I wake up in the morning and it’s impossible to predict what kind of day I’m going to have. I used to wake up hyper-positive and I’d just hope the day would follow suit, but it’s hard feeling “yay life!” when I spend up to an hour in the bathroom every single morning. This morning I just wanted to ride my bike, which I haven’t done in a week.
But I was too exhausted to get out of bed and when I finally did drag myself out from under the covers, I was confined to the bathroom where things were not pleasant. So I just came to work, feeling defeated.
I know people will criticize how I handle this disease. Everyone has opinions and people love to share them. Everyone’s a critic. Everyone’s a doctor. Everyone’s a Crohn’s expert — except me. And to many people, I don’t really look sick. In fact, last week a colleague told me I “look great!” and asked if I’ve been running a lot. “Nope. Just Crohnsing.”

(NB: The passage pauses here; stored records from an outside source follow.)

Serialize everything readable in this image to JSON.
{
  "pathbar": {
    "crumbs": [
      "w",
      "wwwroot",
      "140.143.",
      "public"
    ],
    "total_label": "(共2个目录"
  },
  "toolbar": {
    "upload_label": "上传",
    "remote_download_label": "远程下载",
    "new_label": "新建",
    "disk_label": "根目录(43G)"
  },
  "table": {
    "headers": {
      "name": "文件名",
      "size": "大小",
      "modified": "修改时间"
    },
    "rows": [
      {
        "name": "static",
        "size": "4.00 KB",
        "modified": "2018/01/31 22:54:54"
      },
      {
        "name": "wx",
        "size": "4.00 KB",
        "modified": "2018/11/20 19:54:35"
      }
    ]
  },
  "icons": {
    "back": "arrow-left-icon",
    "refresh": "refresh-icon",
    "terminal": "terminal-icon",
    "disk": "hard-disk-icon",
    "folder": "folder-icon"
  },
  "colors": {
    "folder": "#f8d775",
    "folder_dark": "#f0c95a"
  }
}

At the end of every day, I’m just trying to do my best. I’m trying to take care of myself and it feels selfish and it is very draining. I imagine I’m not fun to be around and as much as I try to force positivity onto myself and do the whole “I’m thankful for life” thing, ultimately I find myself getting frustrated and sad. But I’m trying. And I hope that soon whatever persistence I have will have me feeling like myself again. Because I think I used to be fun…
You know who is really fun? Tyler.
And to all of you who let me go on and on, I hope your weekends were lovely and your Mondays are on a so-far-so-good roll. If you’re feeling healthy, enjoy it and take advantage. Do something awesome. Skydive. Then report back.